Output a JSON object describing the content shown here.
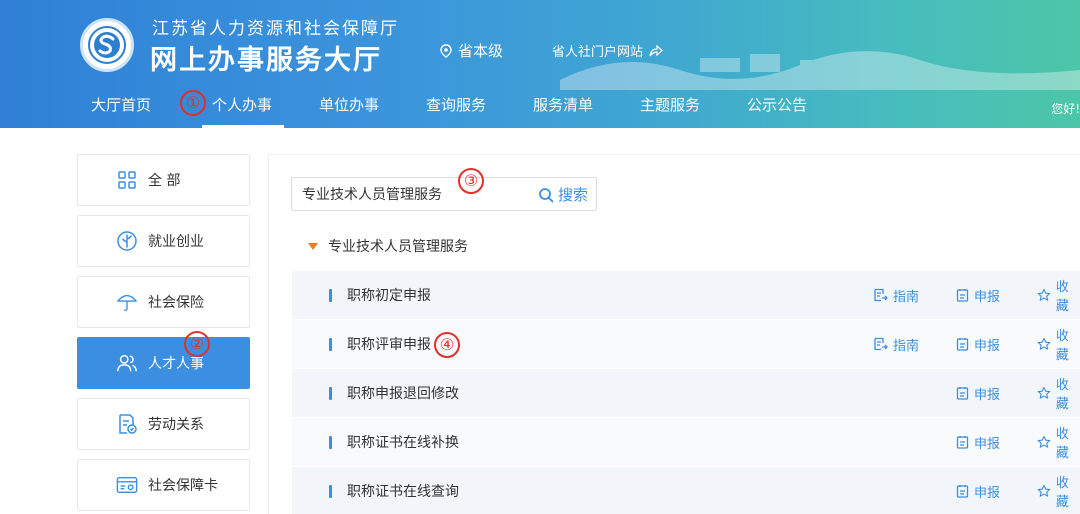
{
  "header": {
    "org_name": "江苏省人力资源和社会保障厅",
    "hall_name": "网上办事服务大厅",
    "region": "省本级",
    "portal_link": "省人社门户网站",
    "greeting": "您好!"
  },
  "nav": {
    "items": [
      {
        "label": "大厅首页"
      },
      {
        "label": "个人办事"
      },
      {
        "label": "单位办事"
      },
      {
        "label": "查询服务"
      },
      {
        "label": "服务清单"
      },
      {
        "label": "主题服务"
      },
      {
        "label": "公示公告"
      }
    ],
    "active_index": 1
  },
  "sidebar": {
    "items": [
      {
        "label": "全 部",
        "icon": "grid-icon"
      },
      {
        "label": "就业创业",
        "icon": "employment-icon"
      },
      {
        "label": "社会保险",
        "icon": "umbrella-icon"
      },
      {
        "label": "人才人事",
        "icon": "people-icon"
      },
      {
        "label": "劳动关系",
        "icon": "document-icon"
      },
      {
        "label": "社会保障卡",
        "icon": "card-icon"
      }
    ],
    "active_index": 3
  },
  "search": {
    "value": "专业技术人员管理服务",
    "button_label": "搜索"
  },
  "group": {
    "title": "专业技术人员管理服务"
  },
  "actions": {
    "guide": "指南",
    "apply": "申报",
    "favorite": "收藏"
  },
  "services": [
    {
      "title": "职称初定申报",
      "has_guide": true
    },
    {
      "title": "职称评审申报",
      "has_guide": true
    },
    {
      "title": "职称申报退回修改",
      "has_guide": false
    },
    {
      "title": "职称证书在线补换",
      "has_guide": false
    },
    {
      "title": "职称证书在线查询",
      "has_guide": false
    }
  ],
  "markers": [
    "①",
    "②",
    "③",
    "④"
  ],
  "colors": {
    "accent": "#3c8fe0",
    "marker": "#e0312b",
    "triangle": "#f07a2a"
  }
}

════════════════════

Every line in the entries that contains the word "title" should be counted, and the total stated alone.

6